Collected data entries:
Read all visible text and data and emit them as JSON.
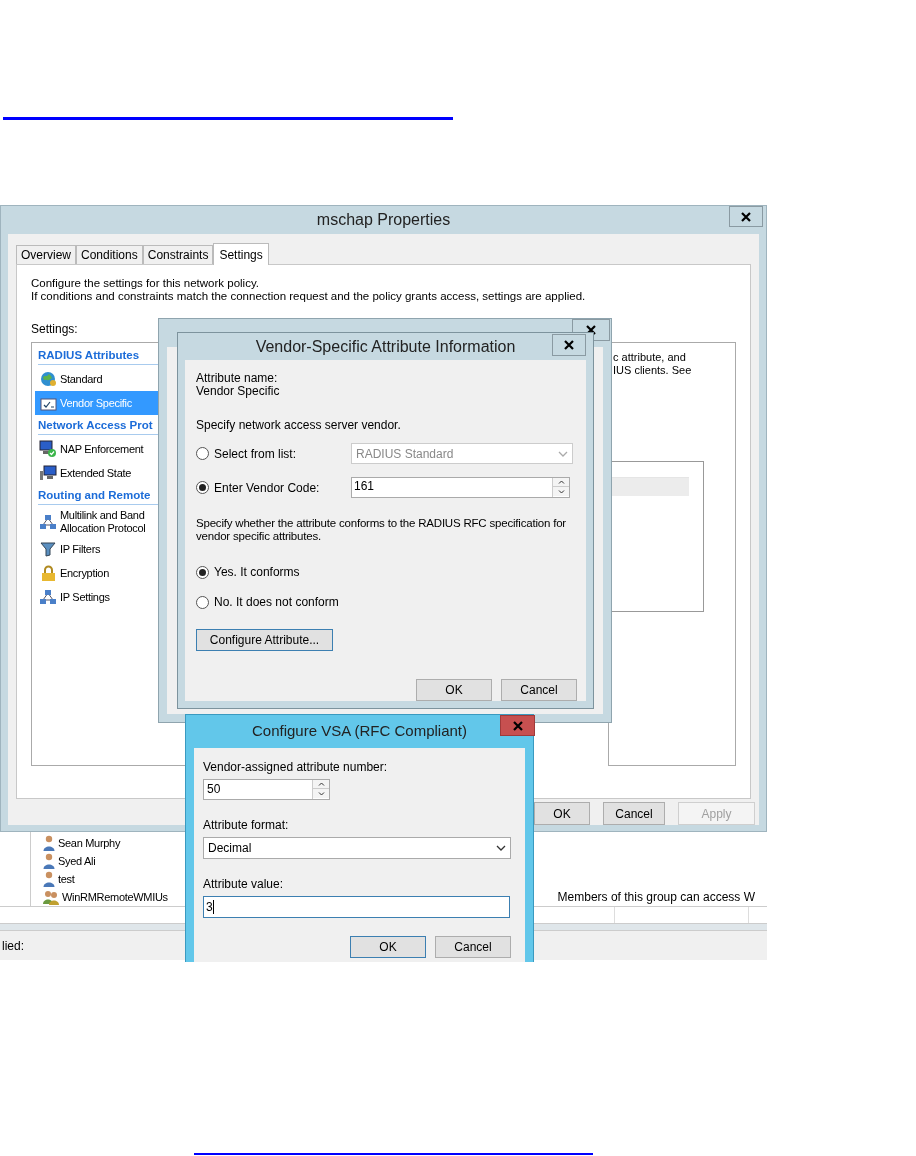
{
  "main_window": {
    "title": "mschap Properties",
    "tabs": [
      {
        "label": "Overview",
        "selected": false
      },
      {
        "label": "Conditions",
        "selected": false
      },
      {
        "label": "Constraints",
        "selected": false
      },
      {
        "label": "Settings",
        "selected": true
      }
    ],
    "description": [
      "Configure the settings for this network policy.",
      "If conditions and constraints match the connection request and the policy grants access, settings are applied."
    ],
    "settings_label": "Settings:",
    "settings_tree": [
      {
        "label": "RADIUS Attributes",
        "children": [
          {
            "label": "Standard",
            "selected": false
          },
          {
            "label": "Vendor Specific",
            "selected": true
          }
        ]
      },
      {
        "label": "Network Access Prot",
        "children": [
          {
            "label": "NAP Enforcement",
            "selected": false
          },
          {
            "label": "Extended State",
            "selected": false
          }
        ]
      },
      {
        "label": "Routing and Remote",
        "children": [
          {
            "label": "Multilink and Band\nAllocation Protocol",
            "selected": false
          },
          {
            "label": "IP Filters",
            "selected": false
          },
          {
            "label": "Encryption",
            "selected": false
          },
          {
            "label": "IP Settings",
            "selected": false
          }
        ]
      }
    ],
    "details_text": [
      "c attribute, and",
      "IUS clients. See"
    ],
    "buttons": [
      {
        "label": "OK",
        "disabled": false
      },
      {
        "label": "Cancel",
        "disabled": false
      },
      {
        "label": "Apply",
        "disabled": true
      }
    ]
  },
  "vendor_dialog": {
    "title": "Vendor-Specific Attribute Information",
    "attribute_name_label": "Attribute name:",
    "attribute_name": "Vendor Specific",
    "vendor_prompt": "Specify network access server vendor.",
    "vendor_options": [
      {
        "label": "Select from list:",
        "selected": false,
        "kind": "dropdown",
        "value": "RADIUS Standard"
      },
      {
        "label": "Enter Vendor Code:",
        "selected": true,
        "kind": "spinner",
        "value": "161"
      }
    ],
    "conform_prompt": "Specify whether the attribute conforms to the RADIUS RFC specification for vendor specific attributes.",
    "conform_options": [
      {
        "label": "Yes. It conforms",
        "selected": true
      },
      {
        "label": "No. It does not conform",
        "selected": false
      }
    ],
    "configure_button": "Configure Attribute...",
    "buttons": [
      "OK",
      "Cancel"
    ]
  },
  "vsa_dialog": {
    "title": "Configure VSA (RFC Compliant)",
    "fields": [
      {
        "label": "Vendor-assigned attribute number:",
        "kind": "spinner",
        "value": "50",
        "focused": false
      },
      {
        "label": "Attribute format:",
        "kind": "dropdown",
        "value": "Decimal",
        "focused": false
      },
      {
        "label": "Attribute value:",
        "kind": "text",
        "value": "3",
        "focused": true
      }
    ],
    "buttons": [
      "OK",
      "Cancel"
    ]
  },
  "background_list": {
    "rows": [
      {
        "name": "Sean Murphy"
      },
      {
        "name": "Syed Ali"
      },
      {
        "name": "test"
      },
      {
        "name": "WinRMRemoteWMIUs",
        "description": "Members of this group can access W"
      }
    ]
  },
  "status_bar": "lied:"
}
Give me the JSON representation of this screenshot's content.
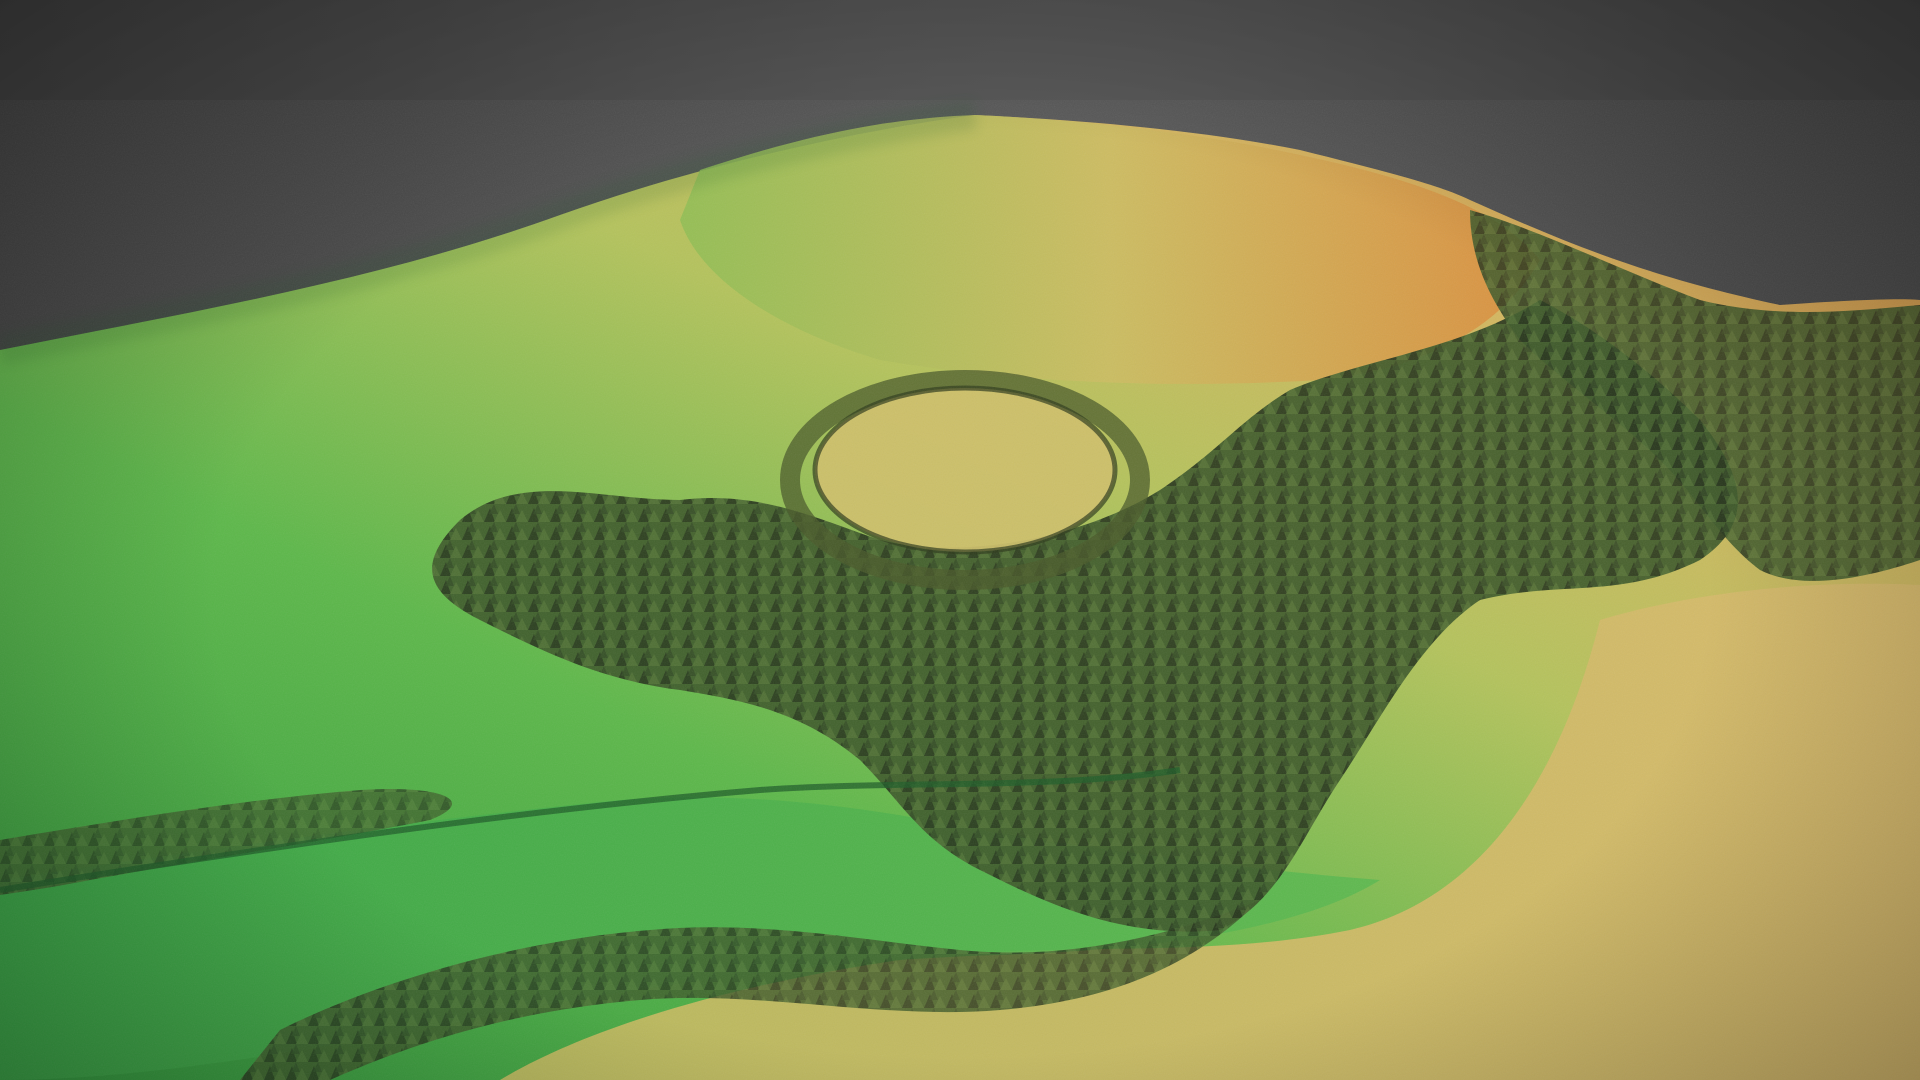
{
  "scene": {
    "type": "3d-lidar-terrain-render",
    "background_color": "#4a4a4a",
    "elevation_palette": {
      "low": "#2f8f3a",
      "mid_low": "#5fb84a",
      "mid": "#a9c35a",
      "mid_high": "#d2b963",
      "high": "#d98a3c"
    },
    "features": [
      "hill-summit",
      "circular-earthwork-enclosure",
      "wooded-slope",
      "linear-track",
      "valley-floor",
      "lower-plateau"
    ]
  }
}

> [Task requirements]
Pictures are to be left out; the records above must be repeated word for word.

> [Written reply]
Read all visible text and data and emit them as JSON.
{
  "main_window": {
    "title": "mschap Properties",
    "tabs": [
      {
        "label": "Overview",
        "selected": false
      },
      {
        "label": "Conditions",
        "selected": false
      },
      {
        "label": "Constraints",
        "selected": false
      },
      {
        "label": "Settings",
        "selected": true
      }
    ],
    "description": [
      "Configure the settings for this network policy.",
      "If conditions and constraints match the connection request and the policy grants access, settings are applied."
    ],
    "settings_label": "Settings:",
    "settings_tree": [
      {
        "label": "RADIUS Attributes",
        "children": [
          {
            "label": "Standard",
            "selected": false
          },
          {
            "label": "Vendor Specific",
            "selected": true
          }
        ]
      },
      {
        "label": "Network Access Prot",
        "children": [
          {
            "label": "NAP Enforcement",
            "selected": false
          },
          {
            "label": "Extended State",
            "selected": false
          }
        ]
      },
      {
        "label": "Routing and Remote",
        "children": [
          {
            "label": "Multilink and Band\nAllocation Protocol",
            "selected": false
          },
          {
            "label": "IP Filters",
            "selected": false
          },
          {
            "label": "Encryption",
            "selected": false
          },
          {
            "label": "IP Settings",
            "selected": false
          }
        ]
      }
    ],
    "details_text": [
      "c attribute, and",
      "IUS clients. See"
    ],
    "buttons": [
      {
        "label": "OK",
        "disabled": false
      },
      {
        "label": "Cancel",
        "disabled": false
      },
      {
        "label": "Apply",
        "disabled": true
      }
    ]
  },
  "vendor_dialog": {
    "title": "Vendor-Specific Attribute Information",
    "attribute_name_label": "Attribute name:",
    "attribute_name": "Vendor Specific",
    "vendor_prompt": "Specify network access server vendor.",
    "vendor_options": [
      {
        "label": "Select from list:",
        "selected": false,
        "kind": "dropdown",
        "value": "RADIUS Standard"
      },
      {
        "label": "Enter Vendor Code:",
        "selected": true,
        "kind": "spinner",
        "value": "161"
      }
    ],
    "conform_prompt": "Specify whether the attribute conforms to the RADIUS RFC specification for vendor specific attributes.",
    "conform_options": [
      {
        "label": "Yes. It conforms",
        "selected": true
      },
      {
        "label": "No. It does not conform",
        "selected": false
      }
    ],
    "configure_button": "Configure Attribute...",
    "buttons": [
      "OK",
      "Cancel"
    ]
  },
  "vsa_dialog": {
    "title": "Configure VSA (RFC Compliant)",
    "fields": [
      {
        "label": "Vendor-assigned attribute number:",
        "kind": "spinner",
        "value": "50",
        "focused": false
      },
      {
        "label": "Attribute format:",
        "kind": "dropdown",
        "value": "Decimal",
        "focused": false
      },
      {
        "label": "Attribute value:",
        "kind": "text",
        "value": "3",
        "focused": true
      }
    ],
    "buttons": [
      "OK",
      "Cancel"
    ]
  },
  "background_list": {
    "rows": [
      {
        "name": "Sean Murphy"
      },
      {
        "name": "Syed Ali"
      },
      {
        "name": "test"
      },
      {
        "name": "WinRMRemoteWMIUs",
        "description": "Members of this group can access W"
      }
    ]
  },
  "status_bar": "lied:"
}
Give me the JSON representation of this screenshot's content.
{
  "scene": {
    "type": "3d-lidar-terrain-render",
    "background_color": "#4a4a4a",
    "elevation_palette": {
      "low": "#2f8f3a",
      "mid_low": "#5fb84a",
      "mid": "#a9c35a",
      "mid_high": "#d2b963",
      "high": "#d98a3c"
    },
    "features": [
      "hill-summit",
      "circular-earthwork-enclosure",
      "wooded-slope",
      "linear-track",
      "valley-floor",
      "lower-plateau"
    ]
  }
}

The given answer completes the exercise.